At first, we talked and just joked around. However, it soon became apparent that he had other ideas for our unscheduled play date, and he began to beat me up. I don’t want to be overly dramatic. He didn’t beat me viciously or cause me to bleed or break any bones. However, he blocked me from exiting the room and roughed me up for forty-five minutes. Finally, the door opened, and his mother and my mother opened the door. I was going to cry. I was going to scream and tell my mother what he had done. However, the other boy was sly. He quickly put out his hand and said, “Friends?”
About thirty to forty adults evenly split between Black and White were looking at us. They had just gone through an emotionally/racially charged meeting. Standing before them stood a young Black man with an outstretched hand in a sign of friendship to a white boy. I wanted to run away. I wanted to tell my mother what he did. I did not want to shake his hand. However, as I looked at my mother’s face and I saw how much this meant to her, how her son would be the one to demonstrate peace, I did not have the heart to disappoint her. I grabbed his hand in a warm handshake.
My mother’s face beamed with pride. She proudly announced, “We have to learn from our children to make peace and live together.” I was upset. I was beaten up. However, to see the glow on her face and to see the happiness it caused her was worth getting roughed up. Making Shalom was the most important thing for her, and right then, she was convinced there was Shalom. I never told her what happened in that closed room. I kept my secret hidden in my heart for fifty years. I never wanted to hurt her feelings. Holding on to the pain was worth it to not cause her pain.

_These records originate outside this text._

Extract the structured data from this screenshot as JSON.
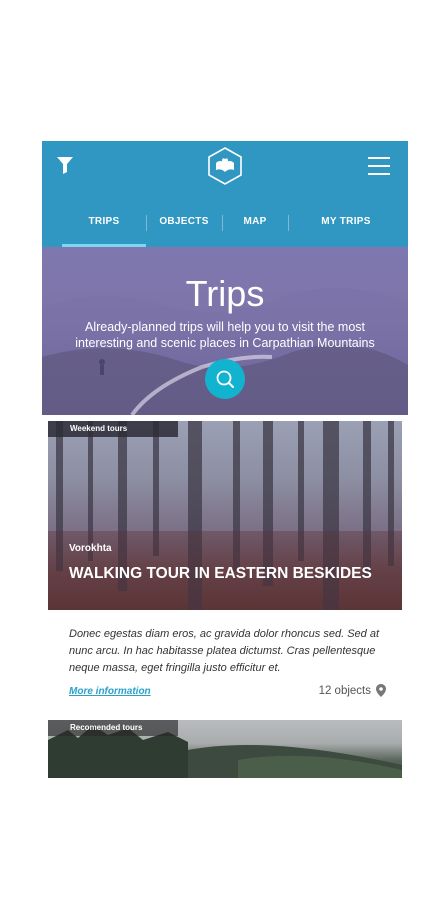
{
  "header": {
    "filter_icon": "filter-icon",
    "logo_icon": "book-heart-logo",
    "menu_icon": "hamburger-icon",
    "accent": "#2f97c1",
    "active_tab_indicator": "#7fd6f1"
  },
  "tabs": [
    {
      "label": "TRIPS",
      "active": true
    },
    {
      "label": "OBJECTS",
      "active": false
    },
    {
      "label": "MAP",
      "active": false
    },
    {
      "label": "MY TRIPS",
      "active": false
    }
  ],
  "hero": {
    "title": "Trips",
    "subtitle": "Already-planned trips will help you to visit the most interesting and scenic places in Carpathian Mountains",
    "search_icon": "search-icon",
    "search_color": "#12b3cf"
  },
  "cards": [
    {
      "badge": "Weekend tours",
      "location": "Vorokhta",
      "title": "WALKING TOUR IN EASTERN BESKIDES",
      "description": "Donec egestas diam eros, ac gravida dolor rhoncus sed. Sed at nunc arcu. In hac habitasse platea dictumst. Cras pellentesque neque massa, eget fringilla justo efficitur et.",
      "link": "More information",
      "objects": "12 objects",
      "objects_icon": "map-pin-icon"
    },
    {
      "badge": "Recomended tours"
    }
  ]
}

She was a peacemaker and a person who gave in and never stood on “principle.” As Rav Chaim Kanievsky zt”l writes, “Better to be the one who gives in than the one who wins” (Orchos Yosher-Vatranos Page 28). My mother would give in, yet she won more than anyone else in the end. Earning people’s love is the biggest win of all. She was beloved by all.